Author + information
- Tanush Gupta1,
- Sahil Khera2,
- Dhaval Kolte3,
- Kashish Goel4,
- Ankur Kalra5,
- Pedro Villablanca6,
- Herbert Aronow7,
- J. Dawn Abbott8,
- Gregg Fonarow9,
- Sammy Elmariah10,
- Chet Rihal4,
- Mario Garcia11 and
- Deepak Bhatt12
- 1Albert Einstein College of Medicine/ Montefiore Medical Center, Bronx, New York, United States
- 2Westchester Medical Center, Valhalla, New York, United States
- 3Brown University, Providence, Rhode Island, United States
- 4Mayo Clinic, Rochester, Minnesota, United States
- 5Harrington Heart & Vascular Institute, University Hospitals Cleveland Medical Center, Case Western Reserve University School of Medicine, Cleveland, Ohio, United States
- 6New York University, New York, New York, United States
- 7Lifespan Cardiovascular Inst, Providence, Rhode Island, United States
- 8Brown Medical School, Providence, Rhode Island, United States
- 9UCLA, Los Angeles, California, United States
- 10Massachusetts General Hospital, Boston, Massachusetts, United States
- 11Montefiore Medical Center/Albert Einstein College of Medicine, Bronx, New York, United States
- 12Brigham and Women's Hospital, Boston, Massachusetts, United States
A significant proportion of patients with aortic stenosis have undergone previous coronary artery bypass grafting (CABG). Reoperative heart surgery is associated with increased perioperative risk. We hypothesized that the adoption of transcatheter aortic valve replacement (TAVR) would have increased in patients with prior CABG undergoing aortic valve replacement (AVR) and that TAVR would be associated with more favorable short-term outcomes compared with SAVR in these patients.
We queried the 2012-2014 National Inpatient Sample databases to identify all patients aged ≥18 years with prior CABG undergoing isolated AVR (TAVR or SAVR). Patients undergoing concomitant revascularization (percutaneous coronary intervention or CABG) during the same hospitalization or with a history of prior valve surgery were excluded.

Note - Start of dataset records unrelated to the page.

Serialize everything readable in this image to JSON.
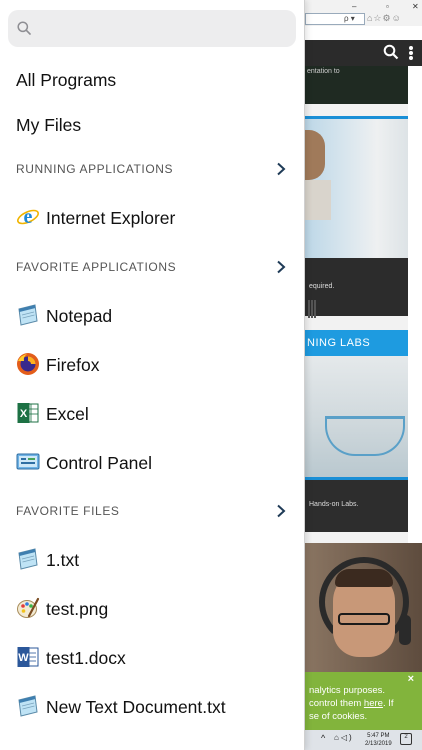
{
  "drawer": {
    "search": {
      "placeholder": "",
      "value": ""
    },
    "top_items": [
      "All Programs",
      "My Files"
    ],
    "sections": {
      "running": {
        "title": "RUNNING APPLICATIONS",
        "items": [
          {
            "label": "Internet Explorer",
            "icon": "internet-explorer-icon"
          }
        ]
      },
      "favorite_apps": {
        "title": "FAVORITE APPLICATIONS",
        "items": [
          {
            "label": "Notepad",
            "icon": "notepad-icon"
          },
          {
            "label": "Firefox",
            "icon": "firefox-icon"
          },
          {
            "label": "Excel",
            "icon": "excel-icon"
          },
          {
            "label": "Control Panel",
            "icon": "control-panel-icon"
          }
        ]
      },
      "favorite_files": {
        "title": "FAVORITE FILES",
        "items": [
          {
            "label": "1.txt",
            "icon": "text-file-icon"
          },
          {
            "label": "test.png",
            "icon": "paint-file-icon"
          },
          {
            "label": "test1.docx",
            "icon": "word-file-icon"
          },
          {
            "label": "New Text Document.txt",
            "icon": "text-file-icon"
          }
        ]
      }
    }
  },
  "background": {
    "page_snippets": {
      "strip1": "entation to",
      "strip2": "equired.",
      "blue_banner": "NING LABS",
      "strip3": "Hands-on Labs."
    },
    "cookie_banner": {
      "line1": "nalytics purposes.",
      "line2_prefix": "control them ",
      "line2_link": "here",
      "line2_suffix": ". If",
      "line3": "se of cookies.",
      "close": "×"
    },
    "taskbar": {
      "time": "5:47 PM",
      "date": "2/13/2019",
      "notifications": "2"
    }
  },
  "colors": {
    "accent_blue": "#1e9be0",
    "cookie_green": "#82b43c",
    "chevron": "#1f3b57"
  }
}
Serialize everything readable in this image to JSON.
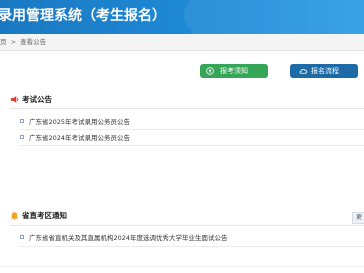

Temporal trends in utilization of TAVR and SAVR were examined using the Cochrane-Armitage test. Propensity score matching was used to assemble a matched cohort of patients, who were balanced on baseline demographic, hospital, and clinical characteristics. In-hospital outcomes of TAVR vs. SAVR among matched patients were compared using bivariate logistic or linear regression models.
Of 147,395 patients undergoing isolated AVR during the study period, 15,055 (10.2%) had a history of prior CABG. The number of TAVRs in patients with prior CABG increased from 1,615 in 2012 to 4,400 in 2014, whereas the number of SAVRs decreased from 2,285 in 2012 to 1,895 in 2014 (ptrend<0.001). There were 3,705 patients in each group in the matched cohort. Compared with SAVR, TAVR was associated with similar in-hospital mortality (2.3% vs. 2.7%; OR, 0.85; 95% CI, 0.63-1.13) but lower incidence of major bleeding (10.9% vs. 24.0%; OR, 0.39; 95% CI, 0.34-0.44), vascular complications (4.9% vs. 6.3%; OR, 0.75; 95% CI, 0.62-0.92), ischemic stroke (1.3% vs. 3.0%; OR, 0.45; 95% CI, 0.32-0.63), myocardial infarction (0.9% vs. 3.2%; OR, 0.29; 95% CI, 0.20-0.42), or acute kidney injury (14.4% vs. 19.3%; OR, 0.71; 95% CI, 0.62-0.80). Rates of new pacemaker implantation were higher in the TAVR group (10.4% vs. 5.4%; OR, 2.03; 95% CI, 1.70-2.43). Average length of stay (LOS) was lower in patients undergoing TAVR (6.3 vs. 9.3 days; parameter estimate, 0.69; 95% CI, 0.67-0.71).
TAVR is being increasingly used in the United States as the preferred modality for AVR in patients with prior CABG. Compared with SAVR, TAVR is associated with similar in-hospital mortality, lower rates of in-hospital complications, and shorter average LOS in this important subset of patients.
STRUCTURAL: Valvular Disease: Aortic